Hoping to find some words of wisdom, I googled something like books you should read in your thirties. A book called “anxious for nothing feeling calm in a chaotic world” by Max Lucado came up on my screen. I was hesitant on getting it. I was not going to. It focuses a lot on God and even though we are Catholic, we (I) have a hard time getting to church.
But, there was a gravity pulling me toward my local library’s website requesting it.
When I picked up the book, the librarian put my receipt in the book. I opened it to where my receipt was and the page said “Leave your concerns with him with thanksgiving.” I immediately smiled and showed my husband. I lost some very important people to me around thanksgiving and I have been thinking about them a lot. This was my sign that things were going to be okay.
In that moment I decided to open up and tell him how I have been feeling. He said “I think about that stuff too.” I said, “so I am not crazy?” He smiled and said no. It was good to know that I am not alone in how I have been feeling.

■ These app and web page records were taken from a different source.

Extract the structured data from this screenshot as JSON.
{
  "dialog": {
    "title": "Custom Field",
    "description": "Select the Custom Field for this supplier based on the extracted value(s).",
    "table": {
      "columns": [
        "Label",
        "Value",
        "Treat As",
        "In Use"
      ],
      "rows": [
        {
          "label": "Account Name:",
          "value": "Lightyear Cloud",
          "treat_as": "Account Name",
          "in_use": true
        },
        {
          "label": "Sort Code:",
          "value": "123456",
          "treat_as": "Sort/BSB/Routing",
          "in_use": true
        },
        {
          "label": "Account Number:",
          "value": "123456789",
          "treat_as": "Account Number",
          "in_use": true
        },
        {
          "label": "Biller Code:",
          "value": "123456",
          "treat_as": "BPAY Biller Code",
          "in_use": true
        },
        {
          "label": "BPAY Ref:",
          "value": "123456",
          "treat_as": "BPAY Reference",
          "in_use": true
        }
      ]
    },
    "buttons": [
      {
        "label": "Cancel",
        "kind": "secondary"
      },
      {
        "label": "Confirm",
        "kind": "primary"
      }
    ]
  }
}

I remember reading the first chapter on the Trolley during my commute to work and my heart was no longer aching. Literally before the first chapter ended my heart was lighter. It was a moment where I looked out the window and said OMG. I needed to see it, read it, hear it.
In the book, Max speaks about gratitude. “Gratitude keeps us focused on the present.”
And while I think I am a very grateful individual I never speak it out loud.
I decided to give it a try. In the mornings and every night before bed I list three things I am grateful for that day and my worries go right out the window where they belong. On Wednesdays, I am grateful for getting an extra hour of sleep because I work from home. Some days I am grateful for paying games with my son. Other days I am grateful for a 15 minute hot shower alone. It does not matter how stressful the day is. I can always come up with at least three (mostly more) things I am grateful for.
It has been eye opening and a little relief has set in.
“What does all this anxiety mean? All this fear? Trepidation? Restlessness? Insecurity? What does it mean? Simply this: you are human.”
There will be days that I will struggle. There will be days that my as needed medicine will have to step-in. There will be days that I will not be able to handle alone and I will need to talk to someone.
But, if this book has taught me anything it was how to battle anxiety with gratefulness.
On the last page Max writes:
“Today, I will live today. Yesterday has passed. Tomorrow is not yet. I’m left with today. So, today, I will live today. Relive yesterday? No. I will learn from it. I will seek mercy for it. I will take joy in it. But I won’t live in it. The sun has set on yesterday. The sun has yet to rise on tomorrow. Worry about the future? To what gain? It deserves a glance, nothing more. I can’t change tomorrow until tomorrow. Today, I will live today. I will face today’s challenges with today’s strength. I will dance today’s waltz with today’s music. I will celebrate today’s opportunities with today’s hope. Today. May I laugh, listen, learn, and love. And tomorrow, if it comes, may I do so again.”
I will choose to do just that every single day.